So I'll be trying the next mission. We shall see how well Glurk's apprentice fares against the undead menace of Flavius Flavor and the Infelix Legion.

Thursday 2 August 2018

Frostgrave: The Goblin Horde

It's been a comparatively long time since I posted here. So, by popular request (or the closest I ever get to it), here's what I've been working on for the big Frostgrave solo-player game.

The single-player Frostgrave scenario that I'm going to try requires one huge monster and a few little ones. Technically speaking, they are an "alchemical monstrosity" and a group of giant rats. While I have loads of models that could count as monstrosities (especially after I've painted them, haha), I don't have any giant rats, at least not any that are in a decent state.
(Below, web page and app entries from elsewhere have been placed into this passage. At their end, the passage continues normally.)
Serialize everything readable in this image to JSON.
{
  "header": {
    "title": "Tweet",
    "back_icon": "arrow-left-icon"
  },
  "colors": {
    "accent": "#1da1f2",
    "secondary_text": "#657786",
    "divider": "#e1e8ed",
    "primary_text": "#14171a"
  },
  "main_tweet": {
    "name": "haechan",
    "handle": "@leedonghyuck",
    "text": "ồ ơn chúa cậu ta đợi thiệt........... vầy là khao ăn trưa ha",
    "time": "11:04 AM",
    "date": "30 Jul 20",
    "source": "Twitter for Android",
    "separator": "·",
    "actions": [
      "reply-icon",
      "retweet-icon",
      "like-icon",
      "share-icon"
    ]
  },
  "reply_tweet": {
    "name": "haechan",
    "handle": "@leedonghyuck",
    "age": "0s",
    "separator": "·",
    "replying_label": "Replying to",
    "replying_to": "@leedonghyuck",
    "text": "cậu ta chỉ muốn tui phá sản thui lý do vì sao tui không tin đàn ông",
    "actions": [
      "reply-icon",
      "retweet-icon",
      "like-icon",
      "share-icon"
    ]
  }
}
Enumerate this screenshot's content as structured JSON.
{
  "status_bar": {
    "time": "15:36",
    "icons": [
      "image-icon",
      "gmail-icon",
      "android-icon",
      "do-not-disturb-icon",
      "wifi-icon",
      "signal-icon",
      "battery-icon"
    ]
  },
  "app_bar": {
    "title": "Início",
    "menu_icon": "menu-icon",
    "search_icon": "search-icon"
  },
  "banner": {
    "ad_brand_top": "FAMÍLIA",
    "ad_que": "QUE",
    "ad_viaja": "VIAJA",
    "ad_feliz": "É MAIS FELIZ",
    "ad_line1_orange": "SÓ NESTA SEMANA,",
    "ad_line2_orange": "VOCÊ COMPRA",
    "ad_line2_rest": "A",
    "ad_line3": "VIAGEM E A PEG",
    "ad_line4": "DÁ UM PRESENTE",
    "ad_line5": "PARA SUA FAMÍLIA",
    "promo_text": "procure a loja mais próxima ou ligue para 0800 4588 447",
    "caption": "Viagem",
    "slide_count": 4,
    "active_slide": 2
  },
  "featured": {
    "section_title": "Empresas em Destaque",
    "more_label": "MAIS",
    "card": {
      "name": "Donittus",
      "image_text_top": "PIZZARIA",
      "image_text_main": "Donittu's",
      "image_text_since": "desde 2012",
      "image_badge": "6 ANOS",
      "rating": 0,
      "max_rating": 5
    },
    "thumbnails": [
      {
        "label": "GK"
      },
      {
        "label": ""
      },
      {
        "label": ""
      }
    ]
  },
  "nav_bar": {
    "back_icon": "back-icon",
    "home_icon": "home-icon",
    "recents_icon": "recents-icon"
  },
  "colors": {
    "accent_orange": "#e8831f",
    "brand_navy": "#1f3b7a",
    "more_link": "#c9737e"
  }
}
Instead, I decided to use goblins. I've got tons of Ogre Kingdoms gnoblars, which are skinny little things that look like even less competent versions of Warhammer goblins, along with quite a few random familiars and some old metal models that will fit the bill. I see them as a varied and basically incompetent horde, rather like the goblins from Labyrinth.

So, here are some of the hard-living thugs and hoodlums that the good guys will be up against. There's definitely a bit of a Brian Froud/Arthur Rackham influence here.

On the left is a very ferocious sprite, called Warfairy.

On the right is a goblin on a pogo stick, with which to bounce onto his enemies' heads. He is currently practising on a Renedra barrel (which, by the way, went together dreadfully).

The brutal creature on the left a goblin barbarian. He's all set to dance the magic dance, by which I mean hitting people with his hammer, assuming that he's got the strength to lift it.

The guy on the right is a metal gretchin model, armed with a blunderbuss. He is so gangsta that he's got big sunglasses and, er, a kaiser hat.

On the left is the magical (and tiny) knight, Sir Plus de Requirements.

And on the right is a gnoblar riding a Warlord Games pig. "Do anything good at the weekend, mate?" "Yeah, I dressed up as a knight and went joyriding on a pig. How about you?"

In fairness, these are pretty tiny models and the plastic ones, especially the gnoblars, are a bit imprecise in detail. It's a shame because I really like them. I often find that it's the low-ranking, runty creatures that are the most appealing, followed by the really big, weird monsters. There's a mid-range of armoured rank-and-file that doesn't do a lot of that for me.

Anyhow, on with the Frostgraving. Next time: the battlefield.